There are now two important policy drivers for action research on exempt accommodation. These policy changes are stimulating interest from statutory authorities, referral agencies and landlords:
1. The Homelessness Reduction Act 2017
This Act was implemented on April 3rd 2018, three weeks before fieldwork for the Phase One project began. This Act is the biggest change to the rights of homeless people for over fifteen years and for the first time bolsters and enhances statutory duties towards those who would previously have been deemed ‘non priority’ or ‘single homeless’ and provided with minimal to no advice and support. The Act introduces a ‘duty to prevent’ homelessness and a ‘duty to relieve’ homelessness and places an emphasis on prevention, joint working and more person-centred or client-focussed casework.
From October 2018, the Act will introduce a ‘duty to refer’, placing a duty on a range of statutory agencies to refer, with consent, those identified as at risk of homelessness within 56 days to the local authority of that individual’s choice. This will significantly increase the already high demand from multiplicity of agencies to secure access to private rented sector accommodation in the city for their clients.
Carrying out the project at an early stage of implementation for such a significant piece of legislation has provided a fascinating and timely dimension to the fieldwork, allowing for the incorporation of a wide range of reactions, considerations and views towards emerging policy and practice change brought about by the Act. Although it is too early during the Act’s implementation to establish an evidence base of impact, it is likely that reformed ways of working and engagement will impact upon referral processes, local authority engagement with the ‘exempt’ sub-sector, stakeholder responses to ‘single homeless’ client groups and the role of supported, exempt HMOs within an individual’s housing ‘plan’ or ‘pathway
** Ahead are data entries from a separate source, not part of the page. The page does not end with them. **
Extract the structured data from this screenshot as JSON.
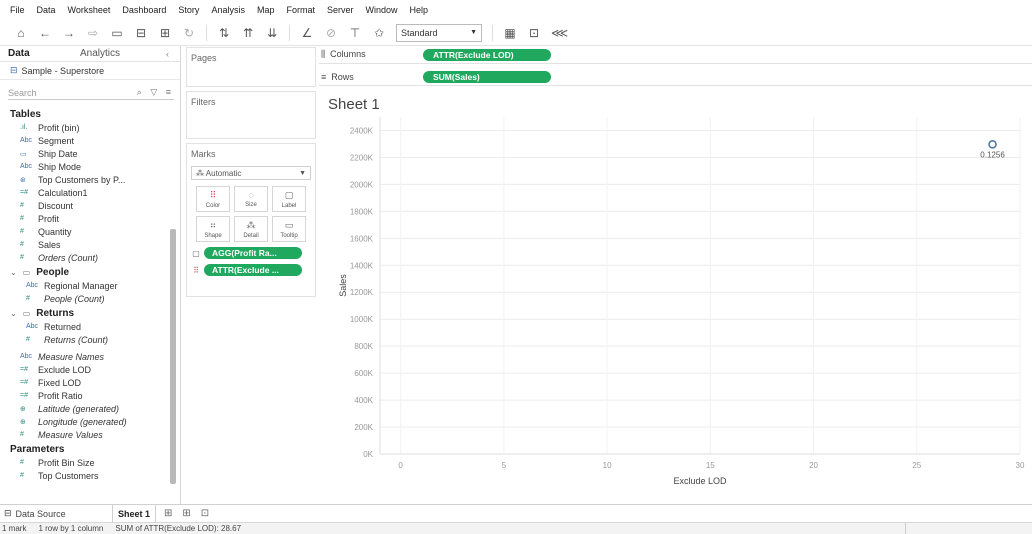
{
  "menu": [
    "File",
    "Data",
    "Worksheet",
    "Dashboard",
    "Story",
    "Analysis",
    "Map",
    "Format",
    "Server",
    "Window",
    "Help"
  ],
  "toolbar": {
    "fit_select": "Standard"
  },
  "data_pane": {
    "tab_data": "Data",
    "tab_analytics": "Analytics",
    "collapse_glyph": "‹",
    "source": "Sample - Superstore",
    "search_placeholder": "Search",
    "sections": {
      "tables": {
        "title": "Tables",
        "fields": [
          {
            "icon": ".ıl.",
            "label": "Profit (bin)",
            "italic": false
          },
          {
            "icon": "Abc",
            "label": "Segment",
            "italic": false
          },
          {
            "icon": "▭",
            "label": "Ship Date",
            "italic": false
          },
          {
            "icon": "Abc",
            "label": "Ship Mode",
            "italic": false
          },
          {
            "icon": "⊛",
            "label": "Top Customers by P...",
            "italic": false
          },
          {
            "icon": "=#",
            "label": "Calculation1",
            "italic": false
          },
          {
            "icon": "#",
            "label": "Discount",
            "italic": false
          },
          {
            "icon": "#",
            "label": "Profit",
            "italic": false
          },
          {
            "icon": "#",
            "label": "Quantity",
            "italic": false
          },
          {
            "icon": "#",
            "label": "Sales",
            "italic": false
          },
          {
            "icon": "#",
            "label": "Orders (Count)",
            "italic": true
          }
        ]
      },
      "people": {
        "title": "People",
        "fields": [
          {
            "icon": "Abc",
            "label": "Regional Manager",
            "italic": false
          },
          {
            "icon": "#",
            "label": "People (Count)",
            "italic": true
          }
        ]
      },
      "returns": {
        "title": "Returns",
        "fields": [
          {
            "icon": "Abc",
            "label": "Returned",
            "italic": false
          },
          {
            "icon": "#",
            "label": "Returns (Count)",
            "italic": true
          }
        ]
      },
      "loose": [
        {
          "icon": "Abc",
          "label": "Measure Names",
          "italic": true
        },
        {
          "icon": "=#",
          "label": "Exclude LOD",
          "italic": false
        },
        {
          "icon": "=#",
          "label": "Fixed LOD",
          "italic": false
        },
        {
          "icon": "=#",
          "label": "Profit Ratio",
          "italic": false
        },
        {
          "icon": "⊕",
          "label": "Latitude (generated)",
          "italic": true
        },
        {
          "icon": "⊕",
          "label": "Longitude (generated)",
          "italic": true
        },
        {
          "icon": "#",
          "label": "Measure Values",
          "italic": true
        }
      ],
      "parameters": {
        "title": "Parameters",
        "fields": [
          {
            "icon": "#",
            "label": "Profit Bin Size",
            "italic": false
          },
          {
            "icon": "#",
            "label": "Top Customers",
            "italic": false
          }
        ]
      }
    }
  },
  "cards": {
    "pages": "Pages",
    "filters": "Filters",
    "marks": "Marks",
    "mark_type": "Automatic",
    "mark_buttons": [
      {
        "glyph": "⠿",
        "label": "Color"
      },
      {
        "glyph": "◌",
        "label": "Size"
      },
      {
        "glyph": "▢",
        "label": "Label"
      },
      {
        "glyph": "⠶",
        "label": "Shape"
      },
      {
        "glyph": "⁂",
        "label": "Detail"
      },
      {
        "glyph": "▭",
        "label": "Tooltip"
      }
    ],
    "mark_pills": [
      {
        "icon": "▢",
        "label": "AGG(Profit Ra..."
      },
      {
        "icon": "⠿",
        "label": "ATTR(Exclude ..."
      }
    ]
  },
  "shelves": {
    "columns_label": "Columns",
    "columns_pill": "ATTR(Exclude LOD)",
    "rows_label": "Rows",
    "rows_pill": "SUM(Sales)"
  },
  "sheet": {
    "title": "Sheet 1"
  },
  "chart_data": {
    "type": "scatter",
    "xlabel": "Exclude LOD",
    "ylabel": "Sales",
    "xlim": [
      -1,
      30
    ],
    "ylim": [
      0,
      2500000
    ],
    "x_ticks": [
      0,
      5,
      10,
      15,
      20,
      25,
      30
    ],
    "y_ticks": [
      0,
      200000,
      400000,
      600000,
      800000,
      1000000,
      1200000,
      1400000,
      1600000,
      1800000,
      2000000,
      2200000,
      2400000
    ],
    "y_tick_labels": [
      "0K",
      "200K",
      "400K",
      "600K",
      "800K",
      "1000K",
      "1200K",
      "1400K",
      "1600K",
      "1800K",
      "2000K",
      "2200K",
      "2400K"
    ],
    "grid": true,
    "points": [
      {
        "x": 28.67,
        "y": 2297201,
        "label": "0.1256"
      }
    ]
  },
  "bottom_tabs": {
    "data_source": "Data Source",
    "sheet": "Sheet 1"
  },
  "status": {
    "marks": "1 mark",
    "dims": "1 row by 1 column",
    "sum": "SUM of ATTR(Exclude LOD): 28.67"
  }
}
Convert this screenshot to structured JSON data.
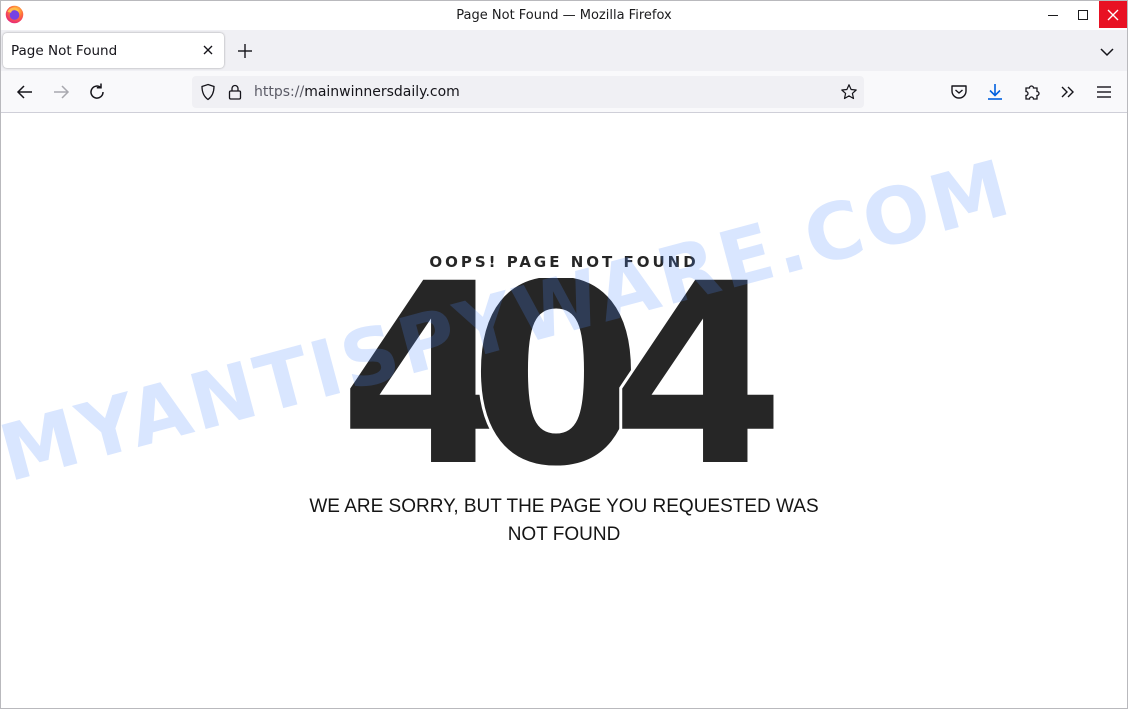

Brill, C. (2017, April 27). Homelessness Reduction Act receives Royal Assent
2. Consultation Paper and Response on Funding Supported Housing
In August 2018 the Government announces the proposed development of a ‘robust oversight regime’ for supported housing together with a full review of how housing and support currently fit together. The latter is being led by the Ministry of Housing Communities and Local Government following a series of consultations between 2016 and 2018 on the future funding of supported housing.
Funding Supported Housing: Policy Statement and Consultation (PDF)
2018 Policy Response
Proposed Funding changes to supported housing from 2020
NB: During the fieldwork for Phase One, the proposals outlined below were expected to be implemented by 2020. However, on August 9th, 2018 the government announced a reversal of their proposals, stating that funding for all supported housing would remain within the existing benefits system.
The original proposed changes would have had a significant impact on the ‘exempt’ sub-sector in Birmingham. Before August 2018 it had been expected that the funding for all accommodation providing a level of care, support and supervision, and classed as ‘short term’, would be removed from the Housing Benefit system, with the relevant budgets devolved by the Department of Work and Pensions to local authorities to administer based on a much more comprehensive needs assessment than has operated hitherto. This policy change would have had a wide-ranging impact on the ‘exempt’ accommodation sub-sector in Birmingham, bringing what is currently a largely disjointed, hidden and relatively unregulated sector under the purview of the local authority. Such a significant potential policy change meant that the current and proposed research and good practice work around this sub-sector would have direct relevance for the new funding regime expected by April 2020.
The policy reversal in August 2018 does not lessen any of the underlying concerns about the sector but does change the potential mechanisms for reform. Our work to date has allowed for the incorporation of the thoughts, considerations and hopes of a large range of stakeholders. Later stages of the project will build on the stakeholder perspectives currently being analysed (which include resident and landlord perspectives) and will aim to provide a direct voice for residents in monitoring and improvement of support and property management standards and a collaborative vehicle for peer improvement by landlords alongside the anticipated improved arrangements for commissioning and regulation of the sector.